* _Source data_:
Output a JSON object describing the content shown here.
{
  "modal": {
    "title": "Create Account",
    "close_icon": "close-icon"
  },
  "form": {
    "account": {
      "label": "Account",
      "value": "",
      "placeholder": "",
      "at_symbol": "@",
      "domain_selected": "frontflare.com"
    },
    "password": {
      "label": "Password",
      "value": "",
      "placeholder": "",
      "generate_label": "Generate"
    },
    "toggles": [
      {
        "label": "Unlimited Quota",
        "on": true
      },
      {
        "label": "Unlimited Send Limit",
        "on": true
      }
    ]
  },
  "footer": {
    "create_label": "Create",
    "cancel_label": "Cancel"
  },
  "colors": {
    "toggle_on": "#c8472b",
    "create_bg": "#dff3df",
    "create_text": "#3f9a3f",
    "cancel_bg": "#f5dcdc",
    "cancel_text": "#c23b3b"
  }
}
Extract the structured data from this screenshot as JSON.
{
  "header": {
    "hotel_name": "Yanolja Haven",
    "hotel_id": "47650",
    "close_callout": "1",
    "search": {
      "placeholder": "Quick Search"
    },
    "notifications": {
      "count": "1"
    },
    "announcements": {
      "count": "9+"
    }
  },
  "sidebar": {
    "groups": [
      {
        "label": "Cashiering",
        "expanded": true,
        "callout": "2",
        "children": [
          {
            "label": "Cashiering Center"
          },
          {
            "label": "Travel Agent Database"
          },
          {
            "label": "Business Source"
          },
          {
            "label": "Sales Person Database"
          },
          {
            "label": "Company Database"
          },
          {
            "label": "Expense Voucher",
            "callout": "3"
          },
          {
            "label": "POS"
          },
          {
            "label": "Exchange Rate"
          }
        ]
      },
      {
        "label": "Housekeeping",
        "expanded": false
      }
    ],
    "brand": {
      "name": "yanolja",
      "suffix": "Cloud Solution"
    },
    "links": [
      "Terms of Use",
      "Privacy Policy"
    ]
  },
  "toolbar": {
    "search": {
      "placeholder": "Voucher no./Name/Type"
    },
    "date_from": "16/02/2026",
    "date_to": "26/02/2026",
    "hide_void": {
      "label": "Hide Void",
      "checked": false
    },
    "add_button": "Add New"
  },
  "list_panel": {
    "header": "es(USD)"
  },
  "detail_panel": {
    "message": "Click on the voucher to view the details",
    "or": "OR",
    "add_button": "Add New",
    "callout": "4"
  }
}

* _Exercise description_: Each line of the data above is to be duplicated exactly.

* _Response to the exercise_:
Output a JSON object describing the content shown here.
{
  "modal": {
    "title": "Create Account",
    "close_icon": "close-icon"
  },
  "form": {
    "account": {
      "label": "Account",
      "value": "",
      "placeholder": "",
      "at_symbol": "@",
      "domain_selected": "frontflare.com"
    },
    "password": {
      "label": "Password",
      "value": "",
      "placeholder": "",
      "generate_label": "Generate"
    },
    "toggles": [
      {
        "label": "Unlimited Quota",
        "on": true
      },
      {
        "label": "Unlimited Send Limit",
        "on": true
      }
    ]
  },
  "footer": {
    "create_label": "Create",
    "cancel_label": "Cancel"
  },
  "colors": {
    "toggle_on": "#c8472b",
    "create_bg": "#dff3df",
    "create_text": "#3f9a3f",
    "cancel_bg": "#f5dcdc",
    "cancel_text": "#c23b3b"
  }
}
Extract the structured data from this screenshot as JSON.
{
  "header": {
    "hotel_name": "Yanolja Haven",
    "hotel_id": "47650",
    "close_callout": "1",
    "search": {
      "placeholder": "Quick Search"
    },
    "notifications": {
      "count": "1"
    },
    "announcements": {
      "count": "9+"
    }
  },
  "sidebar": {
    "groups": [
      {
        "label": "Cashiering",
        "expanded": true,
        "callout": "2",
        "children": [
          {
            "label": "Cashiering Center"
          },
          {
            "label": "Travel Agent Database"
          },
          {
            "label": "Business Source"
          },
          {
            "label": "Sales Person Database"
          },
          {
            "label": "Company Database"
          },
          {
            "label": "Expense Voucher",
            "callout": "3"
          },
          {
            "label": "POS"
          },
          {
            "label": "Exchange Rate"
          }
        ]
      },
      {
        "label": "Housekeeping",
        "expanded": false
      }
    ],
    "brand": {
      "name": "yanolja",
      "suffix": "Cloud Solution"
    },
    "links": [
      "Terms of Use",
      "Privacy Policy"
    ]
  },
  "toolbar": {
    "search": {
      "placeholder": "Voucher no./Name/Type"
    },
    "date_from": "16/02/2026",
    "date_to": "26/02/2026",
    "hide_void": {
      "label": "Hide Void",
      "checked": false
    },
    "add_button": "Add New"
  },
  "list_panel": {
    "header": "es(USD)"
  },
  "detail_panel": {
    "message": "Click on the voucher to view the details",
    "or": "OR",
    "add_button": "Add New",
    "callout": "4"
  }
}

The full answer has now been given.